top of page

Chaos of Indecision


IQ Doodle Indecision

Does being asked what you want for dinner put you into a tailspin? Do you become paralyzed when trying to decide what vehicle to buy? 🚙 🚐 🚗

Indecision isn’t always bad. Hesitation gives you valuable time to think about the situation, a chance to gather more information, or weigh the facts.

However, hesitation over making small or inconsequential decisions can lead to chaos.

Indecision can become a decision by default. When you decide not to decide, you give up your power of choice. 👎

🎯 What causes indecisiveness? Let’s unpack it.

...Fear of failure - When individuals are gripped by this fear, every choice feels like a potential landmine, with the specter of failure lurking around every corner. This fear can paralyze them, trapping them in a state of indecision as they desperately try to avoid making the wrong move.

...Perfectionism - For perfectionists, the fear of making a mistake or falling short of our impossibly high standards can lead to analysis paralysis.
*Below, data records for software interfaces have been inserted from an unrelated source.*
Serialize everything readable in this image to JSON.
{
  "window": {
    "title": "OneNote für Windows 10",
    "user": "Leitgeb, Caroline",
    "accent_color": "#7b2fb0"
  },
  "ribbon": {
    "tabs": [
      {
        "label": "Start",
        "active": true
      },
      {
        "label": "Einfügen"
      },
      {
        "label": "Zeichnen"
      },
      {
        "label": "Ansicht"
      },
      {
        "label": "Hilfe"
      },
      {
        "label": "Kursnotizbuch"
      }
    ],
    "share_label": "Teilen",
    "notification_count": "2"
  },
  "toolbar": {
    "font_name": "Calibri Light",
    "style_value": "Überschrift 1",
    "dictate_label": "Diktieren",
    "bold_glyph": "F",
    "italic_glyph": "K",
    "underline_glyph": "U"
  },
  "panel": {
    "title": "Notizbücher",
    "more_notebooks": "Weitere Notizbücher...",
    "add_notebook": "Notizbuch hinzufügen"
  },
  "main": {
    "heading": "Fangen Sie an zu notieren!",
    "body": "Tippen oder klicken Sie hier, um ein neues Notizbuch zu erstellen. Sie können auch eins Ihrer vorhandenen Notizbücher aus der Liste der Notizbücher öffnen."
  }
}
Every decision becomes a high-stakes game, where the slightest misstep feels like a disaster waiting to happen. This relentless pursuit of flawlessness can trap us in a cycle of overthinking, as we agonize over every possible outcome, searching for the elusive "perfect" choice.

...People pleasing - If you’re a people pleaser, you may find yourself continuously struggling internally between choice A (what you want) and choice B (what others want).

...Losing sight of the bigger picture - When we lose sight of goals, we can start to lose sight of how we’ll get to the goals as well, leaving us feeling lost when it comes time to decide which direction to take.

...Lack of confidence - If we are insecure, we may not feel capable of choosing the decision that’s right for us. Self-doubt and a lack of confidence can lead to procrastination.

👉 The good news is that lacking confidence in your ability to decide is only a mindset. Take a step back and tell yourself that decision-making is a skill that can be honed through practice.

Here’s how.💪

Step 1: Forget the fear - Figure out what you’re afraid of and write it down. Ask yourself what you’ll do if your fear comes to pass. Is it truly possible? If so, how will you cope?

Step 2: Tune in to your emotions - There comes a time when no matter how much information you have, or how much logic you’ve applied, the decision isn’t going to get any easier. Set a time limit on your research, list-making, and pondering. Then ask yourself: “Which would do the most good: A or B?” Quickly rate each option from one to ten. Go with your gut. The option with the higher number is the option you should choose.

Step 3: Practice on small stuff - Start making little decisions every day. Shoot for at least 10 decisions. Decide what you’re going to have for lunch and what route you’re going to take to work. Go to your favorite store and choose one small purchase. As little things come up throughout the day, practice making faster decisions.

Step 4: Ask, ‘Will this matter 10 years from now?’ - Sometimes, decisions seem much bigger than they are. Maybe you’re struggling with a new car purchase. Will it matter 10 years from now which car you choose? Be realistic about the risks involved.

Step 5: Learn to trust yourself - List your strengths. Are you smart? Funny? Creative? Ask yourself if you can incorporate your strengths into your decision-making process. For example, if you’re creative, consider making a collage to represent each choice in front of you.

 

The THRIVE model

POWERFUL PERSPECTIVE - Fear of failure and comparison [ a.k.a., judgment] are “below-the-line” beliefs that prevent us from embracing a growth mindset. “Above-the-line” beliefs are powerful perspectives that require self-awareness and the courage to challenge our fears so we can thrive.


I’ve curated the best from my coaching practice, thought leadership and unique development programs to create something that takes the guesswork out of how to manage the chaos creators and the emotional chaos they incite - with kindness, confidence, and compassion.

 


Comments


bottom of page